= The task =
Word for word, set down every record that appears below.

Excerpts from a dataset:
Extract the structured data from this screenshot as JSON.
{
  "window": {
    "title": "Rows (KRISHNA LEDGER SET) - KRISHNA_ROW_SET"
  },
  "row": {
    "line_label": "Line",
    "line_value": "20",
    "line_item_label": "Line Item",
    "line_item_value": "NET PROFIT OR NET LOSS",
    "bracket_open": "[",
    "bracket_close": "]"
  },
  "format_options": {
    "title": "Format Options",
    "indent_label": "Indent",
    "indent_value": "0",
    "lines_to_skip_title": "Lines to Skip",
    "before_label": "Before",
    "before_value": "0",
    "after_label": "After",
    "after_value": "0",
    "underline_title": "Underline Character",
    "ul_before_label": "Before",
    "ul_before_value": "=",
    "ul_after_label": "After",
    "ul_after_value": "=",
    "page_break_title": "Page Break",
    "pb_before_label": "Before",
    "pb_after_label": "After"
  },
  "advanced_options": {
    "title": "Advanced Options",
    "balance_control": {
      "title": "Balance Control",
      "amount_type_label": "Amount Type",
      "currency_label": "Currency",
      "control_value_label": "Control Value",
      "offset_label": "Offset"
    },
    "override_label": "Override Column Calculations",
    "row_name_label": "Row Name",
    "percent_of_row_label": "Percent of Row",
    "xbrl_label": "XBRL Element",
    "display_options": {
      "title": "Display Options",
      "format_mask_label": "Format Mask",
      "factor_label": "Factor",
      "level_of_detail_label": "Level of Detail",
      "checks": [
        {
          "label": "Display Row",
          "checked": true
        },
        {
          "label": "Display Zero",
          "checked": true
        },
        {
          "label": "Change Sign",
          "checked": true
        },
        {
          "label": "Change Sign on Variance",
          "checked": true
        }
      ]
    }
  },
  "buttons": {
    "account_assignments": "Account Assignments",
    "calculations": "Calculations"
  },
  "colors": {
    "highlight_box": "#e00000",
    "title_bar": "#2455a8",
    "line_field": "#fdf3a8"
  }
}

= Result =
Extract the structured data from this screenshot as JSON.
{
  "window": {
    "title": "Rows (KRISHNA LEDGER SET) - KRISHNA_ROW_SET"
  },
  "row": {
    "line_label": "Line",
    "line_value": "20",
    "line_item_label": "Line Item",
    "line_item_value": "NET PROFIT OR NET LOSS",
    "bracket_open": "[",
    "bracket_close": "]"
  },
  "format_options": {
    "title": "Format Options",
    "indent_label": "Indent",
    "indent_value": "0",
    "lines_to_skip_title": "Lines to Skip",
    "before_label": "Before",
    "before_value": "0",
    "after_label": "After",
    "after_value": "0",
    "underline_title": "Underline Character",
    "ul_before_label": "Before",
    "ul_before_value": "=",
    "ul_after_label": "After",
    "ul_after_value": "=",
    "page_break_title": "Page Break",
    "pb_before_label": "Before",
    "pb_after_label": "After"
  },
  "advanced_options": {
    "title": "Advanced Options",
    "balance_control": {
      "title": "Balance Control",
      "amount_type_label": "Amount Type",
      "currency_label": "Currency",
      "control_value_label": "Control Value",
      "offset_label": "Offset"
    },
    "override_label": "Override Column Calculations",
    "row_name_label": "Row Name",
    "percent_of_row_label": "Percent of Row",
    "xbrl_label": "XBRL Element",
    "display_options": {
      "title": "Display Options",
      "format_mask_label": "Format Mask",
      "factor_label": "Factor",
      "level_of_detail_label": "Level of Detail",
      "checks": [
        {
          "label": "Display Row",
          "checked": true
        },
        {
          "label": "Display Zero",
          "checked": true
        },
        {
          "label": "Change Sign",
          "checked": true
        },
        {
          "label": "Change Sign on Variance",
          "checked": true
        }
      ]
    }
  },
  "buttons": {
    "account_assignments": "Account Assignments",
    "calculations": "Calculations"
  },
  "colors": {
    "highlight_box": "#e00000",
    "title_bar": "#2455a8",
    "line_field": "#fdf3a8"
  }
}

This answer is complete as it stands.